• _WHAT YOU WILL DO_
Throughout the listing that follows, find each line with the word "Marls" and copy it.

════════════════

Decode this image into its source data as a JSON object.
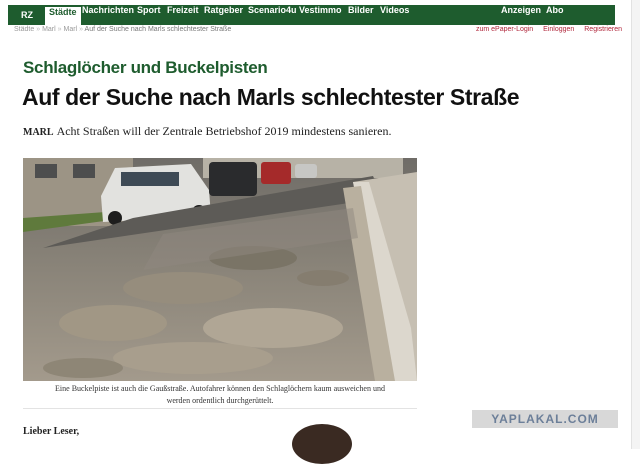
{
  "nav": {
    "logo": "RZ",
    "items": [
      {
        "label": "Städte",
        "active": true
      },
      {
        "label": "Nachrichten"
      },
      {
        "label": "Sport"
      },
      {
        "label": "Freizeit"
      },
      {
        "label": "Ratgeber"
      },
      {
        "label": "Scenario4u"
      },
      {
        "label": "Vestimmo"
      },
      {
        "label": "Bilder"
      },
      {
        "label": "Videos"
      }
    ],
    "right_items": [
      {
        "label": "Anzeigen"
      },
      {
        "label": "Abo"
      }
    ]
  },
  "breadcrumb": [
    "Städte",
    "Marl",
    "Marl",
    "Auf der Suche nach Marls schlechtester Straße"
  ],
  "top_links": [
    "zum ePaper-Login",
    "Einloggen",
    "Registrieren"
  ],
  "article": {
    "kicker": "Schlaglöcher und Buckelpisten",
    "headline": "Auf der Suche nach Marls schlechtester Straße",
    "dateline": "MARL",
    "teaser": "Acht Straßen will der Zentrale Betriebshof 2019 mindestens sanieren.",
    "caption_line1": "Eine Buckelpiste ist auch die Gaußstraße. Autofahrer können den Schlaglöchern kaum ausweichen und",
    "caption_line2": "werden ordentlich durchgerüttelt.",
    "salutation": "Lieber Leser,"
  },
  "watermark": "YAPLAKAL.COM",
  "colors": {
    "brand_green": "#1e5c2e",
    "link_red": "#b0253a"
  }
}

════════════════

• _SOLUTION TO THE PROBLEM_
    "Auf der Suche nach Marls schlechtester Straße"
    "headline": "Auf der Suche nach Marls schlechtester Straße",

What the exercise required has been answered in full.